Exercise details: Write out the data once more, exactly as it reads.
(Beginning of Source data)
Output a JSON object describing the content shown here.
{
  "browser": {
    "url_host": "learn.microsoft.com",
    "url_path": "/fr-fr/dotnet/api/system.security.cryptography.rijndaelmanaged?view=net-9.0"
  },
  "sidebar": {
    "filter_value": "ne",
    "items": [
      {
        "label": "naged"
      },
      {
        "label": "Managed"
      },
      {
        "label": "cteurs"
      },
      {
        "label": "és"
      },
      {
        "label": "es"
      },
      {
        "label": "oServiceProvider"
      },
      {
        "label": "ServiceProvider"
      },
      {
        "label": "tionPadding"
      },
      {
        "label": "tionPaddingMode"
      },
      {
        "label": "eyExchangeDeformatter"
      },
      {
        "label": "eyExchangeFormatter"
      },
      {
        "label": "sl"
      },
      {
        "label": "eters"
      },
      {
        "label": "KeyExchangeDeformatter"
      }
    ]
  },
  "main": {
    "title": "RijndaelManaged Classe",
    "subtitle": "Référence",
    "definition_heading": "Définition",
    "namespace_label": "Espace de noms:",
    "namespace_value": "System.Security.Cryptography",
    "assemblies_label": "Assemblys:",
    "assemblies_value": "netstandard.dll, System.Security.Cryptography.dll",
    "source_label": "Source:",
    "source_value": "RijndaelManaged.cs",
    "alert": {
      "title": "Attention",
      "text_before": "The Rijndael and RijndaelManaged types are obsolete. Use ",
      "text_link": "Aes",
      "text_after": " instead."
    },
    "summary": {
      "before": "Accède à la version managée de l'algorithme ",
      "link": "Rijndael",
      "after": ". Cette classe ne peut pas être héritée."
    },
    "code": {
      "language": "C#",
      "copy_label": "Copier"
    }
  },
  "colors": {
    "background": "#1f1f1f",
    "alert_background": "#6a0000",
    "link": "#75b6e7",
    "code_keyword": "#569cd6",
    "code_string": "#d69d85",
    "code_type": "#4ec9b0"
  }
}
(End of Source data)
Task answer:
Output a JSON object describing the content shown here.
{
  "browser": {
    "url_host": "learn.microsoft.com",
    "url_path": "/fr-fr/dotnet/api/system.security.cryptography.rijndaelmanaged?view=net-9.0"
  },
  "sidebar": {
    "filter_value": "ne",
    "items": [
      {
        "label": "naged"
      },
      {
        "label": "Managed"
      },
      {
        "label": "cteurs"
      },
      {
        "label": "és"
      },
      {
        "label": "es"
      },
      {
        "label": "oServiceProvider"
      },
      {
        "label": "ServiceProvider"
      },
      {
        "label": "tionPadding"
      },
      {
        "label": "tionPaddingMode"
      },
      {
        "label": "eyExchangeDeformatter"
      },
      {
        "label": "eyExchangeFormatter"
      },
      {
        "label": "sl"
      },
      {
        "label": "eters"
      },
      {
        "label": "KeyExchangeDeformatter"
      }
    ]
  },
  "main": {
    "title": "RijndaelManaged Classe",
    "subtitle": "Référence",
    "definition_heading": "Définition",
    "namespace_label": "Espace de noms:",
    "namespace_value": "System.Security.Cryptography",
    "assemblies_label": "Assemblys:",
    "assemblies_value": "netstandard.dll, System.Security.Cryptography.dll",
    "source_label": "Source:",
    "source_value": "RijndaelManaged.cs",
    "alert": {
      "title": "Attention",
      "text_before": "The Rijndael and RijndaelManaged types are obsolete. Use ",
      "text_link": "Aes",
      "text_after": " instead."
    },
    "summary": {
      "before": "Accède à la version managée de l'algorithme ",
      "link": "Rijndael",
      "after": ". Cette classe ne peut pas être héritée."
    },
    "code": {
      "language": "C#",
      "copy_label": "Copier"
    }
  },
  "colors": {
    "background": "#1f1f1f",
    "alert_background": "#6a0000",
    "link": "#75b6e7",
    "code_keyword": "#569cd6",
    "code_string": "#d69d85",
    "code_type": "#4ec9b0"
  }
}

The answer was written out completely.